Cinematographer Laszlo Kovacs did such respected films as "New York, New York," "Frances," "Mask," and "Ghostbusters," and he did a great job at evoking the lost glory, decadence, emptiness, and desperation of pre-gambling Atlantic City in the wintertime. For you foreigners, Atlantic City has had a great renaissance in the past two decades, and was a great resort in the 1920's and 30's. In between those two eras, however, from the end of the war until the legalization of gambling, it just kept getting seedier and more run-down. If for no other reason, you should see this movie just to see the marvelous evocation of that epoch of decay. The best view of the city comes in a sweeping panorama when Dern and Nicholson hold a standing conversation in a closed sky ride, a scene which serves as a tribute to the genius of another film, a classic called The Third Man.

Marvin Gardens has been largely forgotten, despite being a spectacularly filmed movie with the star power of Jack Nicholson. One of the reasons is that Nicholson was largely wasted in a non-Nicholson role as a soft-spoken nerd. Although he did OK in the role, there are times when you really wish he would show some of his usual spark. If you know your way around films, you are probably thinking that it would have worked out much better if Bruce Dern had played the shy, socially awkward scholar and Nicholson had played the free-wheeling dreamer. Well, you're quite astute if you made that observation, because that is exactly how the film was originally cast. Nicholson and Dern switched roles just before shooting started!

Overall, Marvin Gardens is a noble, if not totally successful, effort at creating a big-budget American movie in the European fashion, concentrating on character development rather than action. In fact some scenes further neither the plot not the development of the characters, but just seem to be there to create atmosphere. Not only is the point of those scenes utterly baffling, but at various times scenes seem to jump from one to another without clear transitions, so you have to fill in a lot with your imagination. Tres Euro!

Although I liked the film, I don't especially recommend it except for the marvelous visuals. If you're really a film buff, you'll have to rent the DVD just because it is a marvelous transfer of Kovacs' photography. If your tastes are mainstream, you'll find the film talky and disjointed and boring.  I enjoyed the total package, flaws and all, and consider it to be somewhere between a highly-flawed masterpiece and a noble failure, both of which are OK by me.

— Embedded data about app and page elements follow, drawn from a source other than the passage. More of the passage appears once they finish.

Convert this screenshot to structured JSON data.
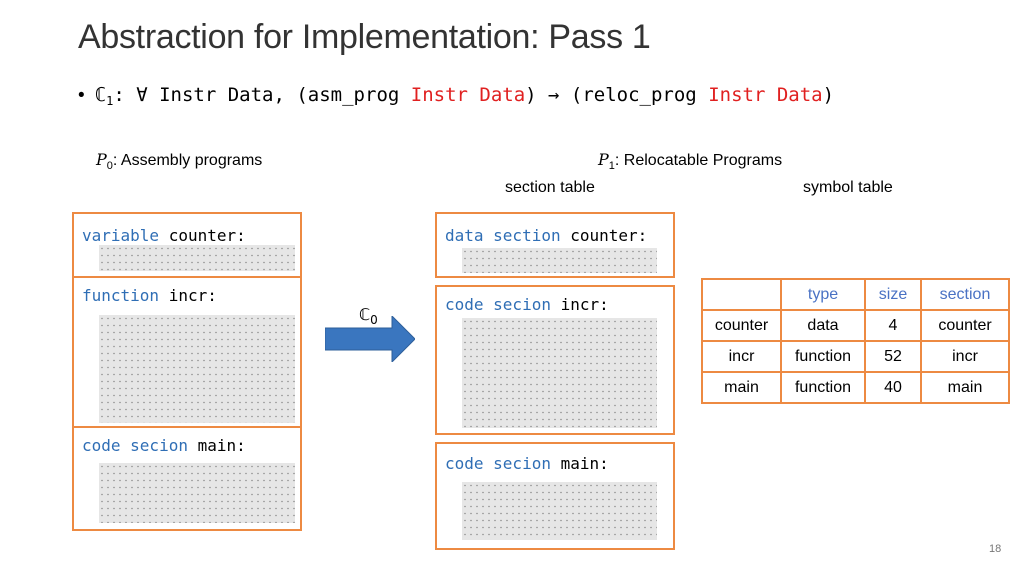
{
  "slide": {
    "title": "Abstraction for Implementation: Pass 1",
    "page_number": "18"
  },
  "bullet": {
    "marker": "•",
    "compiler_symbol": "ℂ",
    "compiler_index": "1",
    "part1": ": ∀ Instr Data, (asm_prog ",
    "red1": "Instr Data",
    "part2": ") → (reloc_prog ",
    "red2": "Instr Data",
    "part3": ")"
  },
  "left_panel": {
    "heading_symbol": "P",
    "heading_index": "0",
    "heading_text": ": Assembly programs",
    "blocks": [
      {
        "keyword": "variable",
        "name": " counter:"
      },
      {
        "keyword": "function",
        "name": " incr:"
      },
      {
        "keyword": "code secion",
        "name": " main:"
      }
    ]
  },
  "arrow": {
    "symbol": "ℂ",
    "index": "0",
    "color": "#3a76bf"
  },
  "right_panel": {
    "heading_symbol": "P",
    "heading_index": "1",
    "heading_text": ": Relocatable Programs",
    "section_table_label": "section table",
    "symbol_table_label": "symbol table",
    "blocks": [
      {
        "keyword": "data section",
        "name": " counter:"
      },
      {
        "keyword": "code secion",
        "name": " incr:"
      },
      {
        "keyword": "code secion",
        "name": " main:"
      }
    ]
  },
  "symbol_table": {
    "headers": [
      "",
      "type",
      "size",
      "section"
    ],
    "rows": [
      [
        "counter",
        "data",
        "4",
        "counter"
      ],
      [
        "incr",
        "function",
        "52",
        "incr"
      ],
      [
        "main",
        "function",
        "40",
        "main"
      ]
    ]
  },
  "colors": {
    "box_border": "#ed8a42",
    "keyword": "#2f6eb5",
    "highlight_red": "#e02020",
    "table_header": "#4a72c4"
  }
}
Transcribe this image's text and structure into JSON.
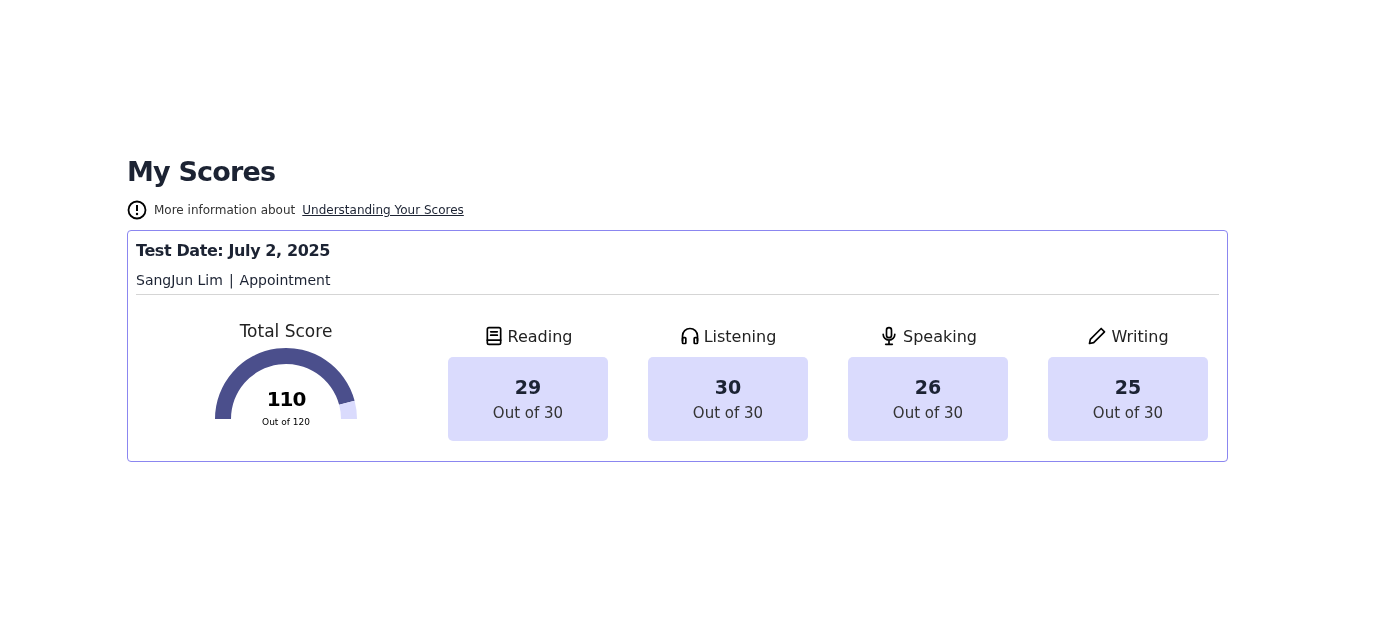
{
  "title": "My Scores",
  "info": {
    "text": "More information about",
    "link": "Understanding Your Scores"
  },
  "card": {
    "test_date": "Test Date: July 2, 2025",
    "name": "SangJun Lim",
    "separator": "|",
    "appointment": "Appointment",
    "total": {
      "label": "Total Score",
      "score": "110",
      "out_of": "Out of 120",
      "level": 0.917
    },
    "sections": [
      {
        "kind": "book",
        "label": "Reading",
        "score": "29",
        "out_of": "Out of 30"
      },
      {
        "kind": "headphones",
        "label": "Listening",
        "score": "30",
        "out_of": "Out of 30"
      },
      {
        "kind": "microphone",
        "label": "Speaking",
        "score": "26",
        "out_of": "Out of 30"
      },
      {
        "kind": "pencil",
        "label": "Writing",
        "score": "25",
        "out_of": "Out of 30"
      }
    ]
  }
}
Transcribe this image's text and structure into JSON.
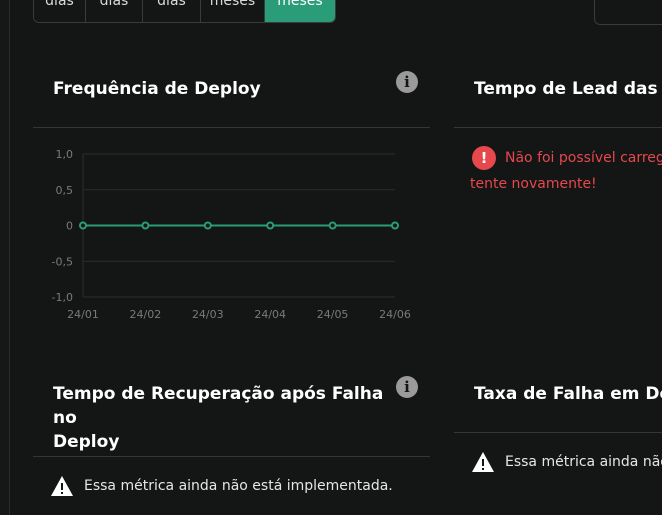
{
  "period_tabs": [
    {
      "label": "dias",
      "active": false
    },
    {
      "label": "dias",
      "active": false
    },
    {
      "label": "dias",
      "active": false
    },
    {
      "label": "meses",
      "active": false
    },
    {
      "label": "meses",
      "active": true
    }
  ],
  "cards": {
    "deploy_frequency": {
      "title": "Frequência de Deploy"
    },
    "lead_time": {
      "title": "Tempo de Lead das M",
      "error_line1": "Não foi possível carrega",
      "error_line2": "tente novamente!"
    },
    "recovery_time": {
      "title_line1": "Tempo de Recuperação após Falha no",
      "title_line2": "Deploy",
      "warning": "Essa métrica ainda não está implementada."
    },
    "failure_rate": {
      "title": "Taxa de Falha em Dep",
      "warning": "Essa métrica ainda não"
    }
  },
  "icons": {
    "info": "info-icon",
    "error": "error-icon",
    "warning": "warning-icon"
  },
  "colors": {
    "accent": "#2a9d78",
    "error": "#e5484d",
    "background": "#141515"
  },
  "chart_data": {
    "type": "line",
    "categories": [
      "24/01",
      "24/02",
      "24/03",
      "24/04",
      "24/05",
      "24/06"
    ],
    "series": [
      {
        "values": [
          0,
          0,
          0,
          0,
          0,
          0
        ]
      }
    ],
    "ylim": [
      -1.0,
      1.0
    ],
    "yticks": [
      "1,0",
      "0,5",
      "0",
      "-0,5",
      "-1,0"
    ],
    "ytick_values": [
      1.0,
      0.5,
      0,
      -0.5,
      -1.0
    ],
    "grid": true
  }
}
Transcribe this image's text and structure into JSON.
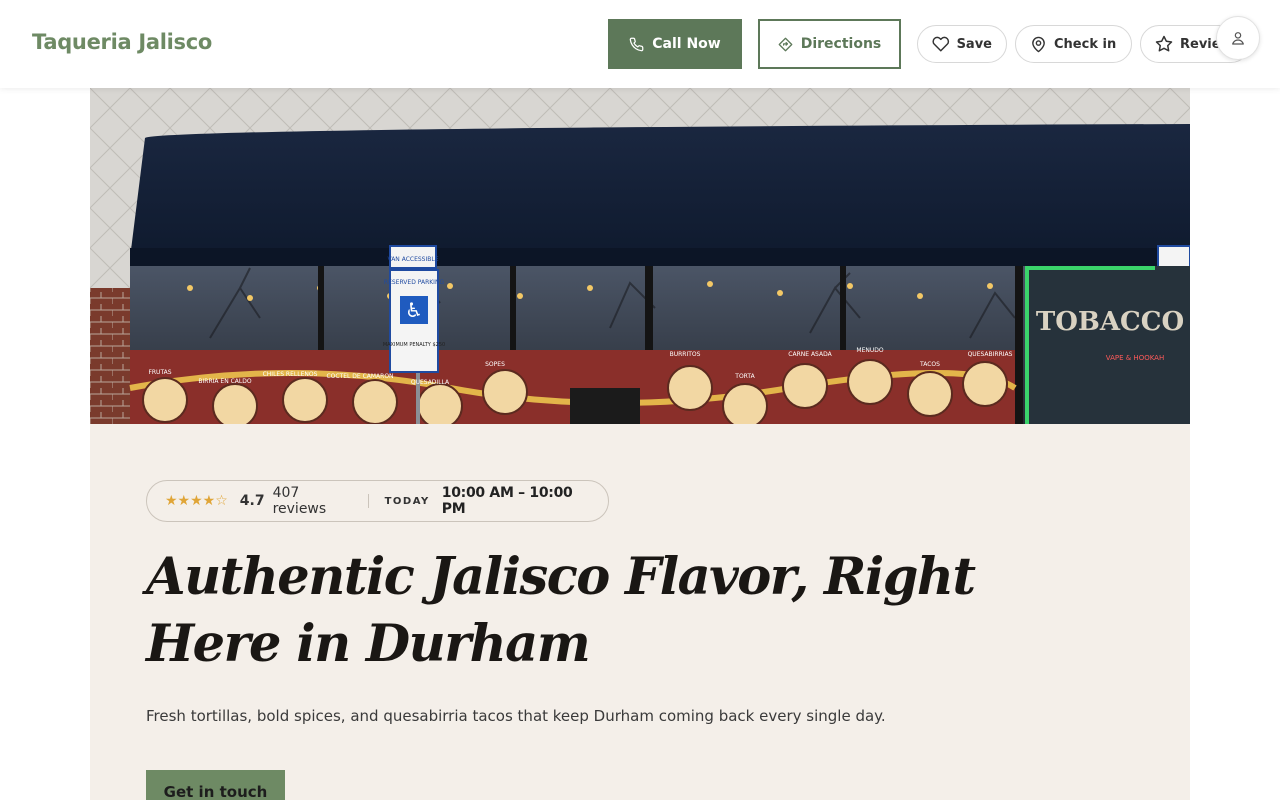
{
  "header": {
    "brand": "Taqueria Jalisco",
    "call_label": "Call Now",
    "directions_label": "Directions",
    "save_label": "Save",
    "checkin_label": "Check in",
    "review_label": "Review"
  },
  "hero": {
    "photo_alt": "Storefront of Taqueria Jalisco",
    "signs": {
      "van_accessible": "VAN ACCESSIBLE",
      "reserved_parking": "RESERVED PARKING",
      "maximum_penalty": "MAXIMUM PENALTY $250",
      "tobacco": "TOBACCO",
      "vape": "VAPE & HOOKAH"
    },
    "menu_items": [
      "FRUTAS",
      "BIRRIA EN CALDO",
      "CHILES RELLENOS",
      "COCTEL DE CAMARON",
      "QUESADILLA",
      "SOPES",
      "BURRITOS",
      "TORTA",
      "CARNE ASADA",
      "MENUDO",
      "TACOS",
      "QUESABIRRIAS"
    ]
  },
  "info": {
    "stars": "★★★★☆",
    "rating": "4.7",
    "reviews": "407 reviews",
    "today_label": "TODAY",
    "hours": "10:00 AM – 10:00 PM"
  },
  "headline": "Authentic Jalisco Flavor, Right Here in Durham",
  "subtitle": "Fresh tortillas, bold spices, and quesabirria tacos that keep Durham coming back every single day.",
  "cta_label": "Get in touch",
  "colors": {
    "brand_green": "#6e8a64",
    "button_green": "#5d7859",
    "card_background": "#f4efe9",
    "star_gold": "#e0a537"
  },
  "icons": {
    "call": "phone-icon",
    "directions": "directions-icon",
    "save": "heart-icon",
    "checkin": "map-pin-icon",
    "review": "star-icon",
    "account": "user-icon"
  }
}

DVD info from Amazon.

  • Widescreen letterboxed, 1.85:1, enhanced for 16x9 screens. (The other side is a 4:3 "standard" version.)

  • No features of significance.


Maybe she wasn't a great actress, but Julia Ann Robinson sure looked great with her top off in a squirt gun scene!

The other nudity in the film featured the very ample chest of 40-year-old Ellen Burstyn. Of course, there really aren't any nudes of Burstyn as a young woman. Burstyn, who won one Oscar and was nominated for four others, never made a movie at all until she was 37. She worked as a model, and then as one of the high-kicking Rockette-cum-Busby-Berkley hoofers called the June Taylor Dancers. You probably remember them from the famous overhead cam shots on the old Jackie Gleason variety programs. After her June Taylor years, she worked as a stage actress for a decade or so, with an occasional TV guest appearance until she caught a break and Peter Bogdanovich cast her in The Last Picture Show.

The Critics Vote

  • Maltin 3.5/4.

The People Vote ...

  • With their votes ... IMDB summary: IMDb voters score it 6.3. This is the type of movie more popular with critics than mainstream moviegoers.
My guideline: A means the movie is so good it will appeal to you even if you hate the genre. B means the movie is not good enough to win you over if you hate the genre, but is good enough to do so if you have an open mind about this type of film. C means it will only appeal to genre addicts, and has no crossover appeal. D means you'll hate it even if you like the genre. E means that you'll hate it even if you love the genre. F means that the film is not only unappealing across-the-board, but technically inept as well.

Based on this description, this film is a C, but a spectacularly photographed one.

Return to the Movie House home page